Item number FMC_270
FMC Zoanthus Powerhouse V (Filter- + Daylight-Shot!)
- Scientific: Zoanthus sp.
- Common: Zoa coral
- Origin: Indopacific
- Size: polyps up to 1cm
- Temperature: 75.2 °F - 80.6 °F (24°C - 27°C)
- Feeding: Zooxanthellen / Light, Plancton
- Tank: >50 Liter
Zoanthus/Palythoa corals are easy to care for and are often recommended as beginner corals. They gain most of their daily nutritional requirements through the photosynthetic activity of their symbiotic Zooxanthellae, but also absorb nutrients and dissolved organic matter from the water column. They also feed on captured plankton. Zoanthid polyps do not necessarily need to be fed directly, but will benefit from occasional feedings with finely chopped frozen foods, zooplankton additives or dust food, like the Fauna Marin Coral Dust, which will help them to thrive.
Their durability makes them to be rather forgiving to less optimal water parameters and lightning conditions.
Zoanthus/Palythoa species may be placed in high as well as in moderately lit areas, they are able to tolerate moderate as well as with high and turbulent flows, however, strong currents directly directed towards the colonies may cause the polyps to stay closed. Under proper lightning and water parameters most Zoanthus/Palythoa species will grow fast- sometimes too well, spreading over rocks and eventually supersede adjacent corals.

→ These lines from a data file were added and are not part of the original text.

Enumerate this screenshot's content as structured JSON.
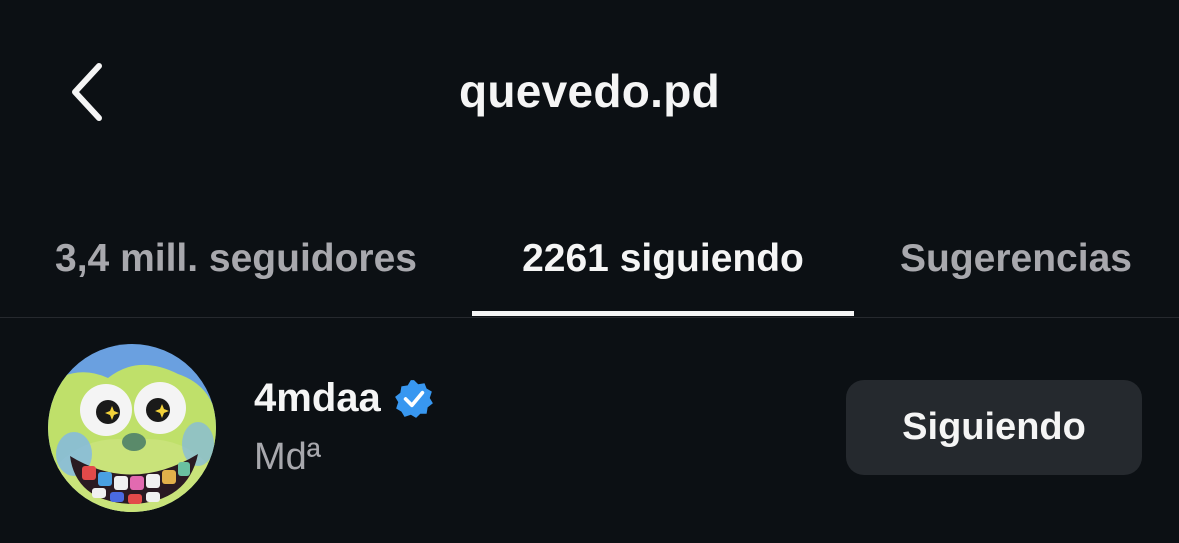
{
  "header": {
    "title": "quevedo.pd",
    "back_icon": "chevron-left-icon"
  },
  "tabs": [
    {
      "label": "3,4 mill. seguidores",
      "active": false
    },
    {
      "label": "2261 siguiendo",
      "active": true
    },
    {
      "label": "Sugerencias",
      "active": false
    }
  ],
  "list": {
    "items": [
      {
        "username": "4mdaa",
        "verified": true,
        "subtitle": "Mdª",
        "button_label": "Siguiendo",
        "avatar_icon": "cartoon-face-avatar"
      }
    ]
  },
  "colors": {
    "background": "#0c1014",
    "text_primary": "#f5f5f5",
    "text_secondary": "#a8a8ad",
    "button_bg": "#25292e",
    "verified_blue": "#3897f0"
  }
}
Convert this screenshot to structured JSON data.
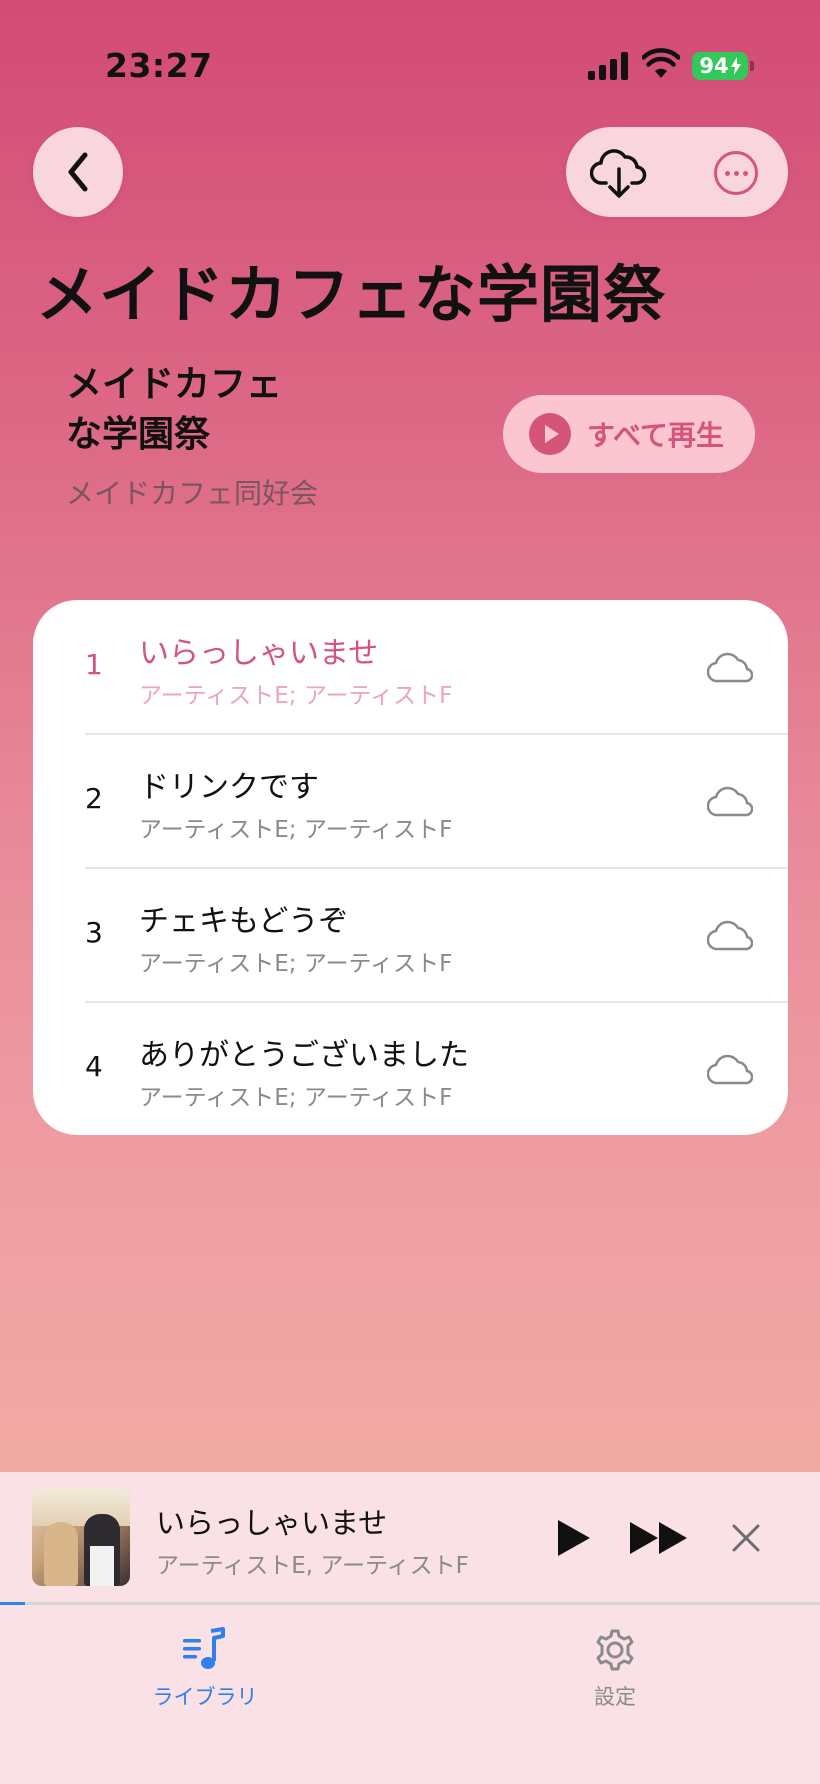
{
  "status_bar": {
    "time": "23:27",
    "battery": "94"
  },
  "header": {
    "title": "メイドカフェな学園祭",
    "back_icon": "chevron-left-icon",
    "download_icon": "cloud-download-icon",
    "more_icon": "ellipsis-circle-icon"
  },
  "album": {
    "title_line1": "メイドカフェ",
    "title_line2": "な学園祭",
    "artist": "メイドカフェ同好会",
    "play_all_label": "すべて再生"
  },
  "tracks": [
    {
      "number": "1",
      "title": "いらっしゃいませ",
      "artist": "アーティストE; アーティストF",
      "active": true
    },
    {
      "number": "2",
      "title": "ドリンクです",
      "artist": "アーティストE; アーティストF",
      "active": false
    },
    {
      "number": "3",
      "title": "チェキもどうぞ",
      "artist": "アーティストE; アーティストF",
      "active": false
    },
    {
      "number": "4",
      "title": "ありがとうございました",
      "artist": "アーティストE; アーティストF",
      "active": false
    }
  ],
  "now_playing": {
    "title": "いらっしゃいませ",
    "artist": "アーティストE, アーティストF",
    "progress": 0.03
  },
  "tabs": [
    {
      "label": "ライブラリ",
      "icon": "music-library-icon",
      "selected": true
    },
    {
      "label": "設定",
      "icon": "gear-icon",
      "selected": false
    }
  ],
  "colors": {
    "accent": "#d4547a",
    "tab_active": "#2f80ed",
    "battery": "#34c759"
  }
}
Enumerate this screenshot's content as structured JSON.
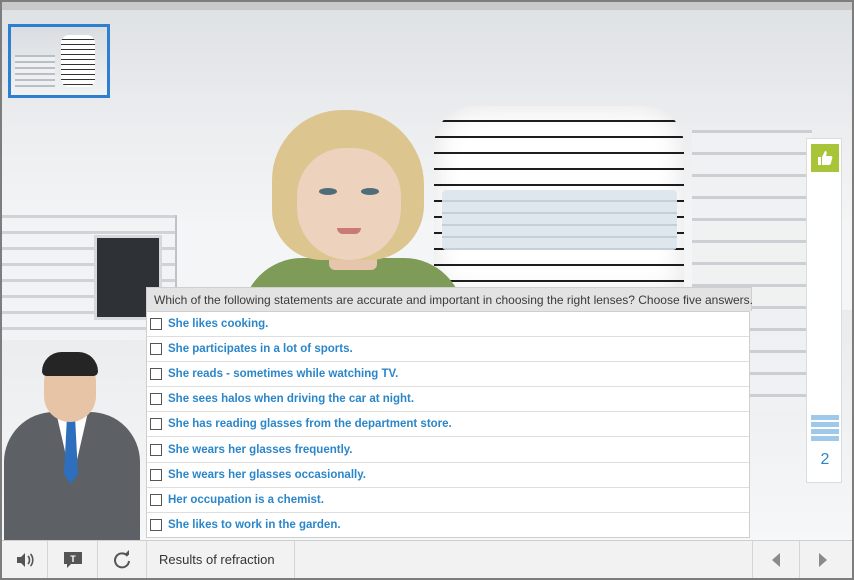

Some Zoanthus/Palythoa species, especially those in the genera of Palythoa and Protopalythoa can be highly toxic for humans. These Zoanthids may excrete Palytoxin, one of the most toxic organic substances in the world. Normally, this will not be noticed during the reefkeeper’s normal daily routine, but can become a real danger when Palythoa or Protopalythoa species are forcibly removed or fragged. Whereas several reef keepers have reported severe health problems they suffered when handling Palythoa or Protopalythoa species, species of the Zoanthus genus are generally considered to be rather harmless, at least there is no known case of a serious intoxication caused by a Zoanthus species. Nevertheless, since it is difficult for the average hobbyist to distinguish Zoanthus, Palythoa and Protopalythoa species from each other, you should always handle Zoanthid species with proper caution. When touching them or removed them for your tank, you should always wear protective gloves and goggles, wash your hands thoroughly afterwards and avoid any eye contact.